Print all the data below exactly, without images.

(Stored data entries)
····················

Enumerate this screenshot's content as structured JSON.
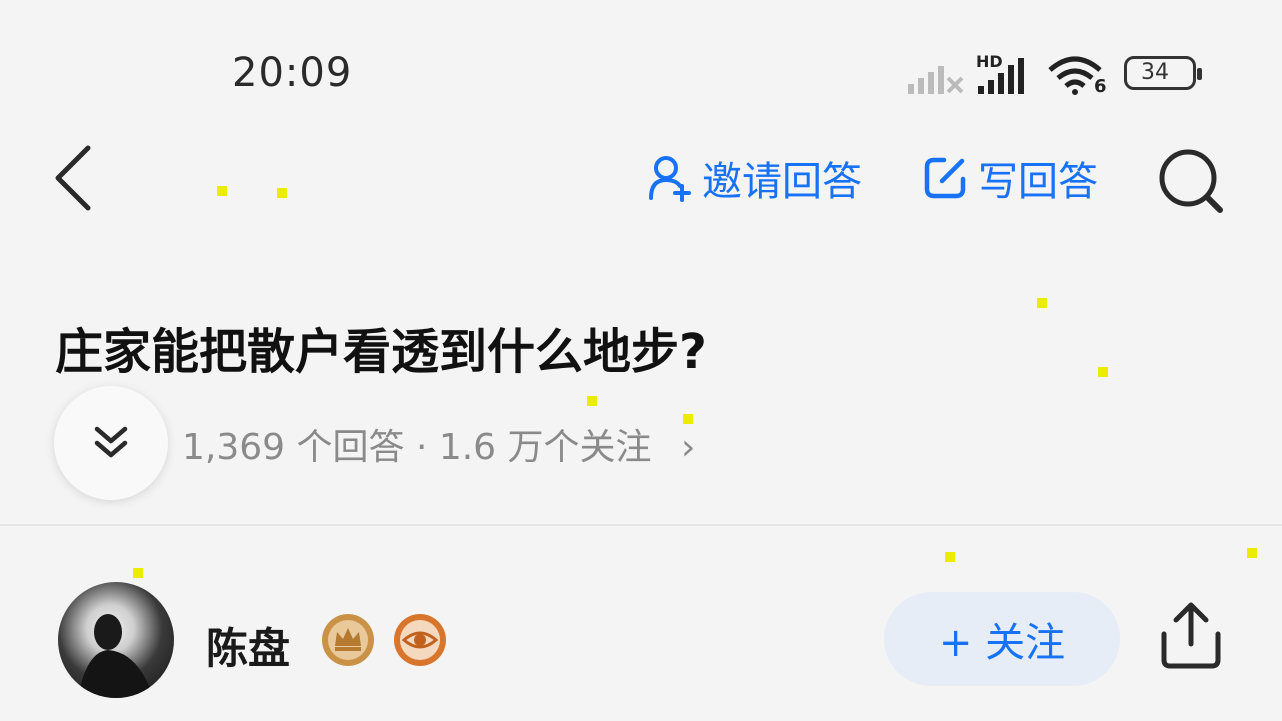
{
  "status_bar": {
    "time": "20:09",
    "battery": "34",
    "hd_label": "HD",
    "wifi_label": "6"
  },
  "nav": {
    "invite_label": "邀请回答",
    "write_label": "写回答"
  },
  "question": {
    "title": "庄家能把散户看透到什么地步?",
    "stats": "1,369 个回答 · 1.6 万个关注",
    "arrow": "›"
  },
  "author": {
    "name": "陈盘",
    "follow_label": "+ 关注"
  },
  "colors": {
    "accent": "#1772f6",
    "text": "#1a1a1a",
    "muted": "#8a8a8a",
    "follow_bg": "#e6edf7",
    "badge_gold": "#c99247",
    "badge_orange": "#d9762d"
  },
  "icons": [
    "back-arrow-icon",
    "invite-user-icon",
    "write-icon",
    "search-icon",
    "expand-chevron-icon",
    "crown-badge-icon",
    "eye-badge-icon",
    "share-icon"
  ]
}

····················

(Response to the task):
Enumerate this screenshot's content as structured JSON.
{
  "status_bar": {
    "time": "20:09",
    "battery": "34",
    "hd_label": "HD",
    "wifi_label": "6"
  },
  "nav": {
    "invite_label": "邀请回答",
    "write_label": "写回答"
  },
  "question": {
    "title": "庄家能把散户看透到什么地步?",
    "stats": "1,369 个回答 · 1.6 万个关注",
    "arrow": "›"
  },
  "author": {
    "name": "陈盘",
    "follow_label": "+ 关注"
  },
  "colors": {
    "accent": "#1772f6",
    "text": "#1a1a1a",
    "muted": "#8a8a8a",
    "follow_bg": "#e6edf7",
    "badge_gold": "#c99247",
    "badge_orange": "#d9762d"
  },
  "icons": [
    "back-arrow-icon",
    "invite-user-icon",
    "write-icon",
    "search-icon",
    "expand-chevron-icon",
    "crown-badge-icon",
    "eye-badge-icon",
    "share-icon"
  ]
}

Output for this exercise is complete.